By: LaReesa Sandretsky, Lake County News Chronicle
Luke Olson grew up in Two Harbors — a town lacking a light-rail or streetcar system — but now the 1997 Two Harbors High School graduate has made a name for himself designing and implementing sophisticated mass-transit systems.
Olson, 34, was recently named one of 40 up-and-coming young professionals in the public transit industry by Mass Transit Magazine, a Wisconsin-based publication with 21,000 readers in North America.
“It’s a way to highlight what the next generation is doing and that there are bright stars coming,” said Leah Harnack, editor for the magazine.
For the fifth year, she and four colleagues sifted through about 150 nominations to choose the top 40 professionals under the age of 40. Nominees are judged on innovation, achievement, industry involvement and job commitment.
“(Olson) had a lot of project design and management experience and he’s involved at the industry in a level rather than just in his own company,” Harnack said of why he was chosen.
After graduating from Two Harbors, Olson studied at the University of Minnesota Duluth for two years before transferring to the University of Colorado in Boulder, where he earned his bachelor’s degree in civil engineering.

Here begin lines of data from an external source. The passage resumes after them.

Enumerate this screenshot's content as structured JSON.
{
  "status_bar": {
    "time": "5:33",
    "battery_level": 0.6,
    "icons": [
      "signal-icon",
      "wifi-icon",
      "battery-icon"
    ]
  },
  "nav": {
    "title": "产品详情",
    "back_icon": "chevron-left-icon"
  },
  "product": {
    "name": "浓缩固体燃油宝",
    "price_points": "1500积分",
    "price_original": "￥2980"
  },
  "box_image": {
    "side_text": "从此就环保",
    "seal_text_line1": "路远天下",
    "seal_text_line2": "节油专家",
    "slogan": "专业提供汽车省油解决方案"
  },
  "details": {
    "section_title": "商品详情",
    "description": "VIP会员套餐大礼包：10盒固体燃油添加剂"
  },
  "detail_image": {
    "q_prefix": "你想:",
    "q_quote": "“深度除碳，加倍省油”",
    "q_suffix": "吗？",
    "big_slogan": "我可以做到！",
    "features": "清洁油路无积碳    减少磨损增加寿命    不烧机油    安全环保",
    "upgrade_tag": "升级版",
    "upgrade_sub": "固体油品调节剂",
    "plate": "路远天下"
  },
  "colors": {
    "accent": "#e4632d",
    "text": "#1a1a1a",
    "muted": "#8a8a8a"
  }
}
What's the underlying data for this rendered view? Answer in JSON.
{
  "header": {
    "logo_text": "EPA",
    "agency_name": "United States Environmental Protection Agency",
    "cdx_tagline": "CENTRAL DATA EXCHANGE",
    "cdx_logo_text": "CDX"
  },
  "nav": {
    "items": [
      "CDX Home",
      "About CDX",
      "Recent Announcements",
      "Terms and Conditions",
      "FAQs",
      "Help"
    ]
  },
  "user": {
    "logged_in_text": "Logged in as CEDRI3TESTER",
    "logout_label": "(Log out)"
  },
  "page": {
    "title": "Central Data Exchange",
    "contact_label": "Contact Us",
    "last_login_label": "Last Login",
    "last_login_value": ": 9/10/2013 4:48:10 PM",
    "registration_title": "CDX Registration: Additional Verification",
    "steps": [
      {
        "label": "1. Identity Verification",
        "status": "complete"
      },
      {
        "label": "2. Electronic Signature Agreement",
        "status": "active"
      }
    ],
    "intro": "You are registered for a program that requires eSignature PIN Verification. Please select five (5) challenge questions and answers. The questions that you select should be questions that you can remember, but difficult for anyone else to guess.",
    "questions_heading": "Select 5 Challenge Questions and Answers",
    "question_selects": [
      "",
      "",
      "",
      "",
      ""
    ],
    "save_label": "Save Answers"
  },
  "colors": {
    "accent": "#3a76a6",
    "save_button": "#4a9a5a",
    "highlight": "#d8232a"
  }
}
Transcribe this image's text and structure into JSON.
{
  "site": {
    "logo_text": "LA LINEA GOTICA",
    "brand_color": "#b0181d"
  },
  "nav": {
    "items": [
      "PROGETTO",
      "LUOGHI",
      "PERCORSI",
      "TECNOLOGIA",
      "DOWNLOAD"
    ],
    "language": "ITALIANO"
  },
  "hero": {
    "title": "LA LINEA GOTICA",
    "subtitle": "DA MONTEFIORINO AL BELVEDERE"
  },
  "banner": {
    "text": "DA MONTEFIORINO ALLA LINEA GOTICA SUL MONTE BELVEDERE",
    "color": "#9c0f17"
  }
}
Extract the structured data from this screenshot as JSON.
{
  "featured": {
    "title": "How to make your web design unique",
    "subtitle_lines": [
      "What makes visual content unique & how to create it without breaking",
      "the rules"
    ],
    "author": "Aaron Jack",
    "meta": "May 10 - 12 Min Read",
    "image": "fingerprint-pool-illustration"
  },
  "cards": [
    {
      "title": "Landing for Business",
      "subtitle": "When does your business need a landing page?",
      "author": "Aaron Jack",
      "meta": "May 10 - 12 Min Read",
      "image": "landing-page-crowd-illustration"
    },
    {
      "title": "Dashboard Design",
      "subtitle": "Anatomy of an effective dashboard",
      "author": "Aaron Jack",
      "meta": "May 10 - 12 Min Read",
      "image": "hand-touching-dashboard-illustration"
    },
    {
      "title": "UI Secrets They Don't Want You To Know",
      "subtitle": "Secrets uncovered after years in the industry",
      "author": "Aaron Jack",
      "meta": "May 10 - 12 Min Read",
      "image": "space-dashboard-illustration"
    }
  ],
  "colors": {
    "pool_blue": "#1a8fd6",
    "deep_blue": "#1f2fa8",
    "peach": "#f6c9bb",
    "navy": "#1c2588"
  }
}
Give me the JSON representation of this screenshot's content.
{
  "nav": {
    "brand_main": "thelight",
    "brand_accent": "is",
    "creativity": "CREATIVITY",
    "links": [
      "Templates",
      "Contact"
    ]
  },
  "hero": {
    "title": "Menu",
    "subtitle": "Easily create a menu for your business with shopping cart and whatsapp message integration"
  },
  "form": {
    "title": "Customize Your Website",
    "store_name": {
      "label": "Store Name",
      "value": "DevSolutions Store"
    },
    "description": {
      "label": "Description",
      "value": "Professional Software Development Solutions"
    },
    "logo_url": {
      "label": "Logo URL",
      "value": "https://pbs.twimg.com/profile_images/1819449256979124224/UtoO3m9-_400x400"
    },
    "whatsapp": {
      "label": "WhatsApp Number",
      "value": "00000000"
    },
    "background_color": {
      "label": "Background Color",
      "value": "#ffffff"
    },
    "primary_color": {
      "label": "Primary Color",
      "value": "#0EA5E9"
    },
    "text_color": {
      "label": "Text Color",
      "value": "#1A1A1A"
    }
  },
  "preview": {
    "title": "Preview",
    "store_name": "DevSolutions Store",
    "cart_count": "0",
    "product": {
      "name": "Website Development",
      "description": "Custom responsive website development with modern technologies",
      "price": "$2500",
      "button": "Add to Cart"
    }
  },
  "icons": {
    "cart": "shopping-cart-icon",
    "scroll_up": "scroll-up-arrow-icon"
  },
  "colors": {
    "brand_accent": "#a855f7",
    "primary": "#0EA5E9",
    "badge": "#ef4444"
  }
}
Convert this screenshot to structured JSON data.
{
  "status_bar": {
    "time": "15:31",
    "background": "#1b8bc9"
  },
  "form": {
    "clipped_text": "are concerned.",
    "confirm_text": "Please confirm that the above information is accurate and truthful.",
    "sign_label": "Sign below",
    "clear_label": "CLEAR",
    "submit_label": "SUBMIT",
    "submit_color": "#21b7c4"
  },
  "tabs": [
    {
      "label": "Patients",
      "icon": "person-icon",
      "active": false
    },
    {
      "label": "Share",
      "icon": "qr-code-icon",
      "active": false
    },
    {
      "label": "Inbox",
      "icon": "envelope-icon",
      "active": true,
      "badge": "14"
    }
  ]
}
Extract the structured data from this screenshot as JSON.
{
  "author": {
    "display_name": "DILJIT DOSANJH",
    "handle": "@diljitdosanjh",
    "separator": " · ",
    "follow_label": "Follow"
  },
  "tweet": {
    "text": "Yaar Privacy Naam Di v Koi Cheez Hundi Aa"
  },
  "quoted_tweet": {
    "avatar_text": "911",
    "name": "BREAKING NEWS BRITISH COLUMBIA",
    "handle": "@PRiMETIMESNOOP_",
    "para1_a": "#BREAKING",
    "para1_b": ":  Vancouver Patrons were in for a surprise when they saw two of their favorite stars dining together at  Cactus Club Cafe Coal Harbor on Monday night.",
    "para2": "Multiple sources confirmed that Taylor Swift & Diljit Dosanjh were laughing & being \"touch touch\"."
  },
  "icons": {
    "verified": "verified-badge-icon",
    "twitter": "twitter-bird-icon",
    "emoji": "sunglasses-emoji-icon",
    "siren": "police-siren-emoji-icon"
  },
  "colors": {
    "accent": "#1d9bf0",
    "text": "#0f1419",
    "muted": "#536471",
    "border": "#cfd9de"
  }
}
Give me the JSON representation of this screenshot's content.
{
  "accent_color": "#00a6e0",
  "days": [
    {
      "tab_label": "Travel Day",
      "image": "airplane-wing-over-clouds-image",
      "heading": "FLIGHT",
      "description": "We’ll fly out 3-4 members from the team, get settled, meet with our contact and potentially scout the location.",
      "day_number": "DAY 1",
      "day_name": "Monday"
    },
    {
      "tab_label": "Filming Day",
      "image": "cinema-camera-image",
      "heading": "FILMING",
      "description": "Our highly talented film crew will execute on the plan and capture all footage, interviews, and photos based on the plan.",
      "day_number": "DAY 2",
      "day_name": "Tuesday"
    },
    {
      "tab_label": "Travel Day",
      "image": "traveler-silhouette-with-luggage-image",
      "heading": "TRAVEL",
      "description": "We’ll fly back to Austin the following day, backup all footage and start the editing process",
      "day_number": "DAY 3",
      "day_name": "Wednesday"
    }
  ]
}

“I always enjoyed math and science,” he said. “(Civil engineering) just seemed to fit what I was good at.”
He landed an internship in Denver and then a permanent position in Portland, Ore., where he dove headfirst into designing mass-transit systems for an architectural firm.
“Portland is a big transit city that paved the way for many other cities around the country as a model for how to implement good public transportation,” he said.
His colleagues recognized Olson’s drive and talents as he rapidly took on more responsibilities. Eventually, he said, his advancement stalled in the well-established branch and he grew tired of the Portland rain. So, he transferred to Austin, Texas, where his company had a fledgling branch — and where there was plenty of sun.
“When you don’t have an opportunity that’s obvious, seek it out,” he said of the move. “You have two choices – you can stay with status quo and just be good at your job, but if you want to keep advancing, you have to find out how you’re going to achieve.”
In Austin, he took on a leadership role in the company and started to spread his wings as a manager. But soon, he got homesick, and when he received a job offer to work in Minneapolis for HDR, a consulting firm based in Omaha, Neb., he jumped at the opportunity. He’s now the central region streetcar director for the firm.
On Monday morning, Olson said he was kicked back with his feet up on his desk in his Minneapolis office — a rare treat. He’s typically travelling, racking up thousands of airline and hotel points, or answering a never-ending stream of phone calls and emails from clients and co-workers. He’s currently working on streetcar projects in St. Paul, Milwaukee, Kansas City and Dallas and supporting engineering efforts in Tacoma, Wash., and Salt Lake City.
“Every day is so different,” he said. “As consultants, we’re constantly marketing clients and looking for new projects or we’re working on projects.”
One thing that never changes is his weekend plan. Olson said he always makes spending time with his wife and two sons, ages 8 and 4, a priority, and he doesn’t step foot in the office between Friday and Monday.
“I refuse to (work on weekends) because that’s the time I’m guaranteed to have with my family,” he said.
Also non-negotiable are his trips to Two Harbors during deer-hunting season. Save two years — one when he was serving for the National Guard in Turkey and another when his son was born — he’s been back in Lake County every November since he moved away to don bright orange garb and sit in a deer stand. His parents, Lee and Laura, still live in Two Harbors.
It hasn’t been a direct path from Two Harbors to where he is now, and Olson credits lucky opportunities for much of his success. He’s also passionate about his work — and it shows.
“I like the impact our projects have on communities,” he said. “I like trying to figure out creative ideas to come up with a solution that can please as many people as possible.”